The management of chronic pain in older adults is one of the most difficult to manage geriatric syndromes, as per my extensive experience working in the homes of older adults for almost 13 years. We can easily manage diabetes, reduce stroke risk by managing hypertension, improve function and quality of life by improving sleep and better manage urinary incontinence, and reducing the noxious effects of medications that cause older adults to seek medical attention. However, complaints of pain are still the most persistently mentioned issue when my residents complain about factors that affect their life. So, in applying the best evidence to help older adults manage their pain, we begin with assessment, then the implementation of non-drug interventions, and then the addition of pharmacologic therapies in a step-wise manner, always “starting low and going slow”. This is exemplified with the use of acetaminophen for mild pain, not to exceed 3 or 4gm per day, or 2gm if on warfarin. We can also use adjunctive treatments such as topical counterirritants or lidocaine patches, or even capsaicin, all with some benefit yet not complete relief. And then there are the NSAIDs, drugs which are replete in the literature to cause harm, in fact in numerous well-designed studies, are shown to be one of the leading causes of ER visits, hospitalizations and death in older adults, so we try to avoid their use, especially chronic use. So, as per the American Geriatrics Society Guidelines on managing pain, we may initiate a low-dose of an opiate if pain is still limiting and affecting quality of life, this would most likely be for moderate to severe pain. And based on my observation, most older adults respond well to a low-dose opiate, followed by slow titration, without significant harms. In fact, I can cite experiences with older adults, some just over 100 years old, who have been on opiates for several years, and do well in their continued journey, unmapped by most Americans.

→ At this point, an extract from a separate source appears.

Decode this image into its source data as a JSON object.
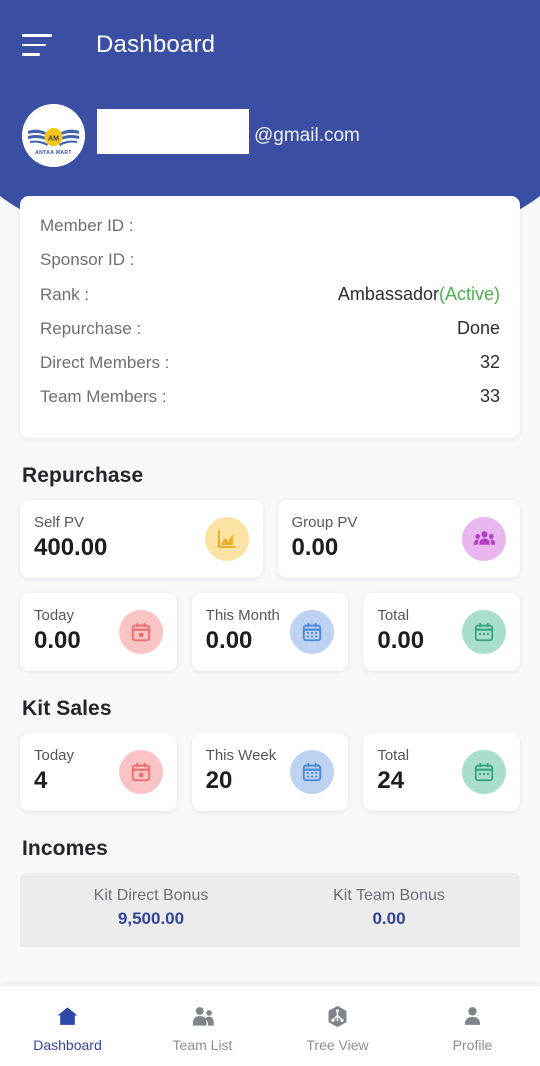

But now we have guidance from AHRQ in their most recent analysis which states that there is no good evidence of beneficial effects of opiates in managing pain in older adults and that they may cause more harm than NSAIDs. I’m shocked! I searched the AHRQ document for references that included “elderly” or “older adults” in their title, and found five, yes, only five studies, of the 39 included in their analysis. Two of those studies were limited by the fact they used pharmacy claims databases; two others that studied the “initiation of opiates and associated risk of harms” and not long-term use; and one that showed harms yet did not speak to dose-related harms. Yet many speak to this “problem” of overuse and misuse of opiates in the older adult population. If you listen to this meme, you’ll likely believe it to be true.
A meme is a statement making a false claim, but as a result of being frequently repeated, many believe it to be true. Remember “WMDs”?

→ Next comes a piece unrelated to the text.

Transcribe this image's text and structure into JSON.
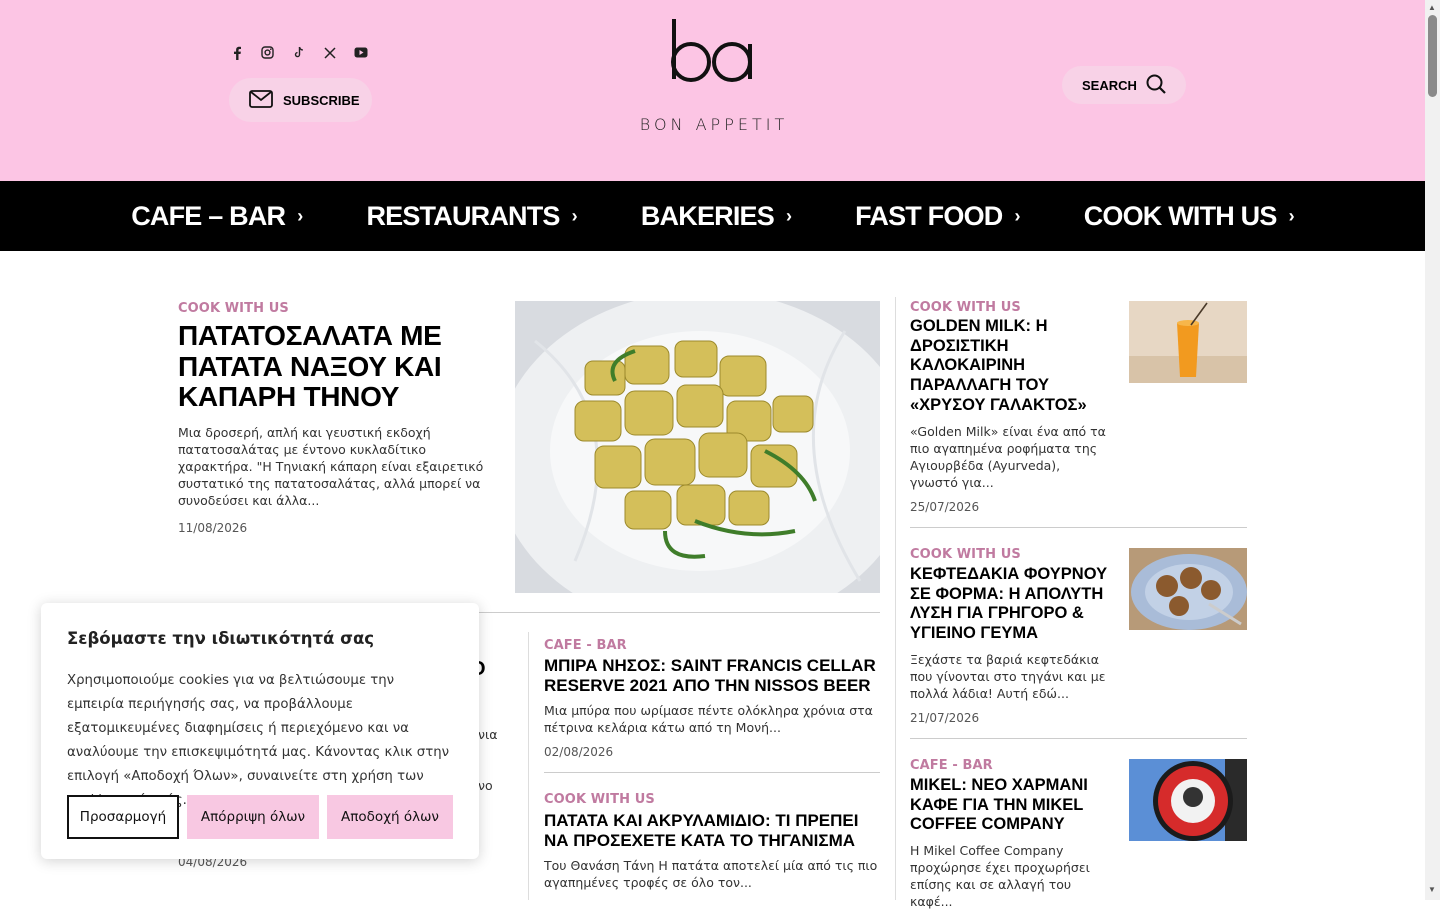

In one study the authors state that the incidence of GI bleeding from opiates is equal to that of NSAIDs. Hmm, well that’s interesting, because in no other studies can I find any evidence that opiates cause GI bleeding. None. This is the study that looked at low-income, Medicaid, beneficiaries’ prescription claims. Perhaps they did not include the use of OTC NSAIDs, which in my population may include up to 23% of older adults using opiates. Also, it does not take into account that a significant number of older adults may not even use the opiates but end up selling them and then using NSAIDs, as evidenced by numerous case reports throughout America of opiate diversion. So when is an opiate not an opiate? Answer: When it’s an NSAID.
Moving on to fracture risk: Yes, opiates are associated with an increase in fracture risk, but more so upon initiation of use or when the dose is too high. And what about the clinician that does not recognize opiate-induced hyperalgesia and continues dose escalation with subsequent worsening pain, of which there was no mention in any of these studies that that phenomenon was considered, most likely due to the lacking sensitivity of study design.

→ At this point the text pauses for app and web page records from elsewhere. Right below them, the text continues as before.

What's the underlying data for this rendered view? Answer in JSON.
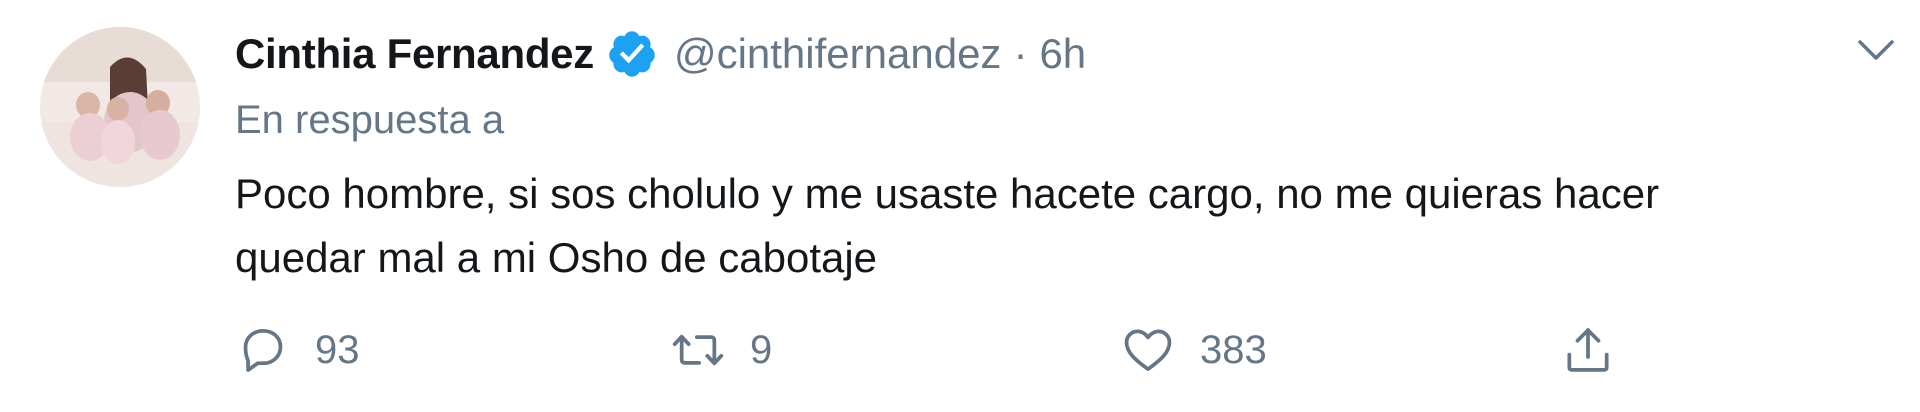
{
  "tweet": {
    "author": {
      "display_name": "Cinthia Fernandez",
      "handle": "@cinthifernandez",
      "verified": true
    },
    "separator": "·",
    "timestamp": "6h",
    "reply_context": "En respuesta a",
    "text": "Poco hombre, si sos cholulo y me usaste hacete cargo, no me quieras hacer\nquedar mal a mi Osho de cabotaje",
    "actions": {
      "reply_count": "93",
      "retweet_count": "9",
      "like_count": "383"
    }
  },
  "icons": {
    "verified": "verified-badge-icon",
    "menu": "chevron-down-icon",
    "reply": "reply-icon",
    "retweet": "retweet-icon",
    "like": "heart-icon",
    "share": "share-icon"
  },
  "colors": {
    "text": "#14171a",
    "secondary": "#657786",
    "verified": "#1da1f2"
  }
}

Lastly, I must emphasize that two of the five studies included in the AHRQ analysis of long-term treatment of pain concluded that harms from opiates were studied upon “initiation” of opiates, with one study showing harm greatest at 30-days, which is hardly long-term or chronic use.
General studies that may lack appropriate design, and do not take into account the person and associated risks versus benefits, may do nothing more than lead to ineffective treatment of pain in older adults and rendering their later years miserable and not living to their fullest potential.
Managing pain in the older adult needs to be in partnership, following a thoughtful approach knowing that older adults are at greater risk for harm from medications, and following the AGS guidelines since all of the necessary approaches are best summarized in their final guidelines. They were not “silent” on the potential for harm from opiates when they published these guidelines and these should remain the primary guidance in order to improve the quality of life of older adults suffering from life-altering chronic pain.